**PROBLEM**
The listing below must be copied exactly and in full.
(DATA FOR THIS TASK begins)
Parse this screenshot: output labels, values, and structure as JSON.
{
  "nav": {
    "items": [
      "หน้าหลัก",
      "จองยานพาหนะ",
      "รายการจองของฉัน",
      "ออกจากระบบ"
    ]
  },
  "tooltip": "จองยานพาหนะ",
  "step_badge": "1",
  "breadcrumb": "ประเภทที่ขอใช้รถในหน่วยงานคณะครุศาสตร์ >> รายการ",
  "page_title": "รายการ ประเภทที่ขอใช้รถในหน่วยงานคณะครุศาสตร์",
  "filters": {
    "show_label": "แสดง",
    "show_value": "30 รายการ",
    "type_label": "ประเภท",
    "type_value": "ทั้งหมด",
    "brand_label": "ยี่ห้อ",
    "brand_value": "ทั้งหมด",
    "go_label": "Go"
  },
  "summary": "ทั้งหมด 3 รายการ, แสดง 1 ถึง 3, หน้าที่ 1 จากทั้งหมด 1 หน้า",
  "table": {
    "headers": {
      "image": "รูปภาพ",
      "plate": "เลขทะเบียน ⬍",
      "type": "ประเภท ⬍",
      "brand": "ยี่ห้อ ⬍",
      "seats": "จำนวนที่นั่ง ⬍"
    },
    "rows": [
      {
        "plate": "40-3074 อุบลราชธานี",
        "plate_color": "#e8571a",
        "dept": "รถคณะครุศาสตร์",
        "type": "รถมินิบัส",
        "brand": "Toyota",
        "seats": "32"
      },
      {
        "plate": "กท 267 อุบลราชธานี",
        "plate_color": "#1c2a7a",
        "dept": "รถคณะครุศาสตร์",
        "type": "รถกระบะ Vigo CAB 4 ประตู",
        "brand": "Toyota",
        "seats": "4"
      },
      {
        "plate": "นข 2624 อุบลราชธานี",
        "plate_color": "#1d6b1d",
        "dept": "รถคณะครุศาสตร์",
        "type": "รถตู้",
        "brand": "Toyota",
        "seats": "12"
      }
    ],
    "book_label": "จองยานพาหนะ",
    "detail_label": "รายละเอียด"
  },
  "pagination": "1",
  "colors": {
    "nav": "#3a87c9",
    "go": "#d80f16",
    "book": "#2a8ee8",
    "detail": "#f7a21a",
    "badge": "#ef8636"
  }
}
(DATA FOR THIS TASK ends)
**ANSWER BOX**
Parse this screenshot: output labels, values, and structure as JSON.
{
  "nav": {
    "items": [
      "หน้าหลัก",
      "จองยานพาหนะ",
      "รายการจองของฉัน",
      "ออกจากระบบ"
    ]
  },
  "tooltip": "จองยานพาหนะ",
  "step_badge": "1",
  "breadcrumb": "ประเภทที่ขอใช้รถในหน่วยงานคณะครุศาสตร์ >> รายการ",
  "page_title": "รายการ ประเภทที่ขอใช้รถในหน่วยงานคณะครุศาสตร์",
  "filters": {
    "show_label": "แสดง",
    "show_value": "30 รายการ",
    "type_label": "ประเภท",
    "type_value": "ทั้งหมด",
    "brand_label": "ยี่ห้อ",
    "brand_value": "ทั้งหมด",
    "go_label": "Go"
  },
  "summary": "ทั้งหมด 3 รายการ, แสดง 1 ถึง 3, หน้าที่ 1 จากทั้งหมด 1 หน้า",
  "table": {
    "headers": {
      "image": "รูปภาพ",
      "plate": "เลขทะเบียน ⬍",
      "type": "ประเภท ⬍",
      "brand": "ยี่ห้อ ⬍",
      "seats": "จำนวนที่นั่ง ⬍"
    },
    "rows": [
      {
        "plate": "40-3074 อุบลราชธานี",
        "plate_color": "#e8571a",
        "dept": "รถคณะครุศาสตร์",
        "type": "รถมินิบัส",
        "brand": "Toyota",
        "seats": "32"
      },
      {
        "plate": "กท 267 อุบลราชธานี",
        "plate_color": "#1c2a7a",
        "dept": "รถคณะครุศาสตร์",
        "type": "รถกระบะ Vigo CAB 4 ประตู",
        "brand": "Toyota",
        "seats": "4"
      },
      {
        "plate": "นข 2624 อุบลราชธานี",
        "plate_color": "#1d6b1d",
        "dept": "รถคณะครุศาสตร์",
        "type": "รถตู้",
        "brand": "Toyota",
        "seats": "12"
      }
    ],
    "book_label": "จองยานพาหนะ",
    "detail_label": "รายละเอียด"
  },
  "pagination": "1",
  "colors": {
    "nav": "#3a87c9",
    "go": "#d80f16",
    "book": "#2a8ee8",
    "detail": "#f7a21a",
    "badge": "#ef8636"
  }
}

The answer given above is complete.